→ **Required action**:
Without omitting anything, retype the data that follows.

→ **Listed entries**:
((
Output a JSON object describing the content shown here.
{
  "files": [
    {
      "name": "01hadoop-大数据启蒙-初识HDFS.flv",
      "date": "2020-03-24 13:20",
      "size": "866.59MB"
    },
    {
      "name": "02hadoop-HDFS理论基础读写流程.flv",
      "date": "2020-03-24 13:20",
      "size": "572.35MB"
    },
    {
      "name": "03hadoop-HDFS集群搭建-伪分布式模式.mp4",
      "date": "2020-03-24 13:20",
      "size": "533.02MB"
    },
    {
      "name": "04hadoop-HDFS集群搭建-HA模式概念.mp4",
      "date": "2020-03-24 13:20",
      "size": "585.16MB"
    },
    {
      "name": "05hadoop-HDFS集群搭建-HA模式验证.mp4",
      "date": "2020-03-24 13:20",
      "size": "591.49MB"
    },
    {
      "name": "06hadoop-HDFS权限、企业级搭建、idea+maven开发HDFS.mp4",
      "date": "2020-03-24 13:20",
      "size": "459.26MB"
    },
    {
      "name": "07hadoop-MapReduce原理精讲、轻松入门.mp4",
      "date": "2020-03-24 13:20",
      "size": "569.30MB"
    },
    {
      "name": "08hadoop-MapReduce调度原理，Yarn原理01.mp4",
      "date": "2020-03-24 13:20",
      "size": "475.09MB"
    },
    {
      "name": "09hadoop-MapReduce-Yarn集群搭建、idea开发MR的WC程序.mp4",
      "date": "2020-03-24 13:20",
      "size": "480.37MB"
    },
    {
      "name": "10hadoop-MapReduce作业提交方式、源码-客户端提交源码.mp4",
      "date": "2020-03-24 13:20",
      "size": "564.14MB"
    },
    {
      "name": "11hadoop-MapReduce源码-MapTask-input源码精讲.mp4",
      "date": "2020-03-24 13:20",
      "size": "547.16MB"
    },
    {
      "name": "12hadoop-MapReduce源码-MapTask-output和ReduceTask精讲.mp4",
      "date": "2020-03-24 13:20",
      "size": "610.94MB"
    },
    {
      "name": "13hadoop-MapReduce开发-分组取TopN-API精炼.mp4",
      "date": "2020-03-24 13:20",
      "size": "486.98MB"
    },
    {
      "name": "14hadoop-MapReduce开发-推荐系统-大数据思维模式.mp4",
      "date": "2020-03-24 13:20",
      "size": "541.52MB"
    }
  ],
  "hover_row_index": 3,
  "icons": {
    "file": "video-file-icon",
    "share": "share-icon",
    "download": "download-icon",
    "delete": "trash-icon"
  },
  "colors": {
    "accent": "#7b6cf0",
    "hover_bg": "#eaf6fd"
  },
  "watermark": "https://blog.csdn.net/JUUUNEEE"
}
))
→ **Result of this task**:
Output a JSON object describing the content shown here.
{
  "files": [
    {
      "name": "01hadoop-大数据启蒙-初识HDFS.flv",
      "date": "2020-03-24 13:20",
      "size": "866.59MB"
    },
    {
      "name": "02hadoop-HDFS理论基础读写流程.flv",
      "date": "2020-03-24 13:20",
      "size": "572.35MB"
    },
    {
      "name": "03hadoop-HDFS集群搭建-伪分布式模式.mp4",
      "date": "2020-03-24 13:20",
      "size": "533.02MB"
    },
    {
      "name": "04hadoop-HDFS集群搭建-HA模式概念.mp4",
      "date": "2020-03-24 13:20",
      "size": "585.16MB"
    },
    {
      "name": "05hadoop-HDFS集群搭建-HA模式验证.mp4",
      "date": "2020-03-24 13:20",
      "size": "591.49MB"
    },
    {
      "name": "06hadoop-HDFS权限、企业级搭建、idea+maven开发HDFS.mp4",
      "date": "2020-03-24 13:20",
      "size": "459.26MB"
    },
    {
      "name": "07hadoop-MapReduce原理精讲、轻松入门.mp4",
      "date": "2020-03-24 13:20",
      "size": "569.30MB"
    },
    {
      "name": "08hadoop-MapReduce调度原理，Yarn原理01.mp4",
      "date": "2020-03-24 13:20",
      "size": "475.09MB"
    },
    {
      "name": "09hadoop-MapReduce-Yarn集群搭建、idea开发MR的WC程序.mp4",
      "date": "2020-03-24 13:20",
      "size": "480.37MB"
    },
    {
      "name": "10hadoop-MapReduce作业提交方式、源码-客户端提交源码.mp4",
      "date": "2020-03-24 13:20",
      "size": "564.14MB"
    },
    {
      "name": "11hadoop-MapReduce源码-MapTask-input源码精讲.mp4",
      "date": "2020-03-24 13:20",
      "size": "547.16MB"
    },
    {
      "name": "12hadoop-MapReduce源码-MapTask-output和ReduceTask精讲.mp4",
      "date": "2020-03-24 13:20",
      "size": "610.94MB"
    },
    {
      "name": "13hadoop-MapReduce开发-分组取TopN-API精炼.mp4",
      "date": "2020-03-24 13:20",
      "size": "486.98MB"
    },
    {
      "name": "14hadoop-MapReduce开发-推荐系统-大数据思维模式.mp4",
      "date": "2020-03-24 13:20",
      "size": "541.52MB"
    }
  ],
  "hover_row_index": 3,
  "icons": {
    "file": "video-file-icon",
    "share": "share-icon",
    "download": "download-icon",
    "delete": "trash-icon"
  },
  "colors": {
    "accent": "#7b6cf0",
    "hover_bg": "#eaf6fd"
  },
  "watermark": "https://blog.csdn.net/JUUUNEEE"
}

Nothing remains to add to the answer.